During my first two years, I completed my coursework, passed my exams and presented my dissertation proposal in February 2016. I also studied, sampled, and started the analytical work regarding all objects from US museums included in my dissertation. Following that, I had the opportunity to attend DELPHI - the Delaware Public Humanities Institute supported by the National Endowment for the Humanities and the University of Delaware Center for Material Culture Studies. This two-week workshop helped me to develop tools for communication with non-specialist audiences through public speaking and digital media and sharing it with participants from other fields, like art history and fine arts.
During that Summer, I also began sampling pieces that are housed in non-US collections, particularly the ones in Portuguese collections. My study group of objects belongs mainly to US and Portuguese collections but is not exclusive to these two countries. Different institutions and individuals in different countries are contributing to my research either by giving permission for me to sample objects in their collections or by granting access in order to study related pieces. I have had invaluable support from the Winterthur Museum, the Peabody Essex Museum, and the Philadelphia Museum of Art in the US; from the São Roque Museum, the National Palace of Ajuda, and a private collector, all in Lisbon, as well as Jorge Welsh Works of Art both in Lisbon and in London; also in London: the Victoria & Albert Museum and Ronald Phillips Antiques; the Lacquer Museum in Munster, and the Royal Brighton Pavilion in Brighton.

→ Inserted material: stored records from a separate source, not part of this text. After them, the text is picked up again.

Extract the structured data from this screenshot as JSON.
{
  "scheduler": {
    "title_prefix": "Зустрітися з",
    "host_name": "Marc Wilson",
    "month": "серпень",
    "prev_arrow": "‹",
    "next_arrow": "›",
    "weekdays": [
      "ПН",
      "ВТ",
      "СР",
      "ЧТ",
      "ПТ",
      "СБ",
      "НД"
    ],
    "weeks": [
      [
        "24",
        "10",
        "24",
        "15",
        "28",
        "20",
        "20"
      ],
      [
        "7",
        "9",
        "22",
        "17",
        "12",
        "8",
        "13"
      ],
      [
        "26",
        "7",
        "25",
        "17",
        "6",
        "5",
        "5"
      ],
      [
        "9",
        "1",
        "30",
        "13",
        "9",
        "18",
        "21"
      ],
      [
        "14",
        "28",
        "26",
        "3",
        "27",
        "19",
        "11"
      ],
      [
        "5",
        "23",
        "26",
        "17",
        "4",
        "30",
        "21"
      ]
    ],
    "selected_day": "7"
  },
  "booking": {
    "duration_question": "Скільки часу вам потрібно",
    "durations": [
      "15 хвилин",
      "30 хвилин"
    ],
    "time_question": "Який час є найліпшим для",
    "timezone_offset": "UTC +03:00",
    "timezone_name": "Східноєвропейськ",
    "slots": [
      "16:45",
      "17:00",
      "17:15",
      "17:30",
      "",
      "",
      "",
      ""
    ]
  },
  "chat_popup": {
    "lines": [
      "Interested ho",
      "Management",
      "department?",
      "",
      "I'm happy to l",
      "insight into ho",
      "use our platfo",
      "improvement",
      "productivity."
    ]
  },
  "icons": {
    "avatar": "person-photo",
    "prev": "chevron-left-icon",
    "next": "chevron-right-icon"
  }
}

As I am progressing through my candidacy research has been my focus. For a month and a half, between August and October 2016, with the support of the Phillips Library/Peabody Essex Museum, I was a Frances E. Malamy Fellow and had access to the extensive manuscript collection in Salem, MA. Shipping records were the most important part of my research since these include precious information about merchants, trade, and cargos that circulated between Salem and Guangzhou beginning in 1786 when the ship Grand Turk made the first round-trip between the two port cities. This stay in Salem also allowed me to spend more time studying the Peabody Essex Museum objects that constitute a substantial part of my study group. This visit ended with a presentation about my research to the Asian Export Art Visiting Committee that included a tour of several of the Chinese export art objects in storage at the PEM.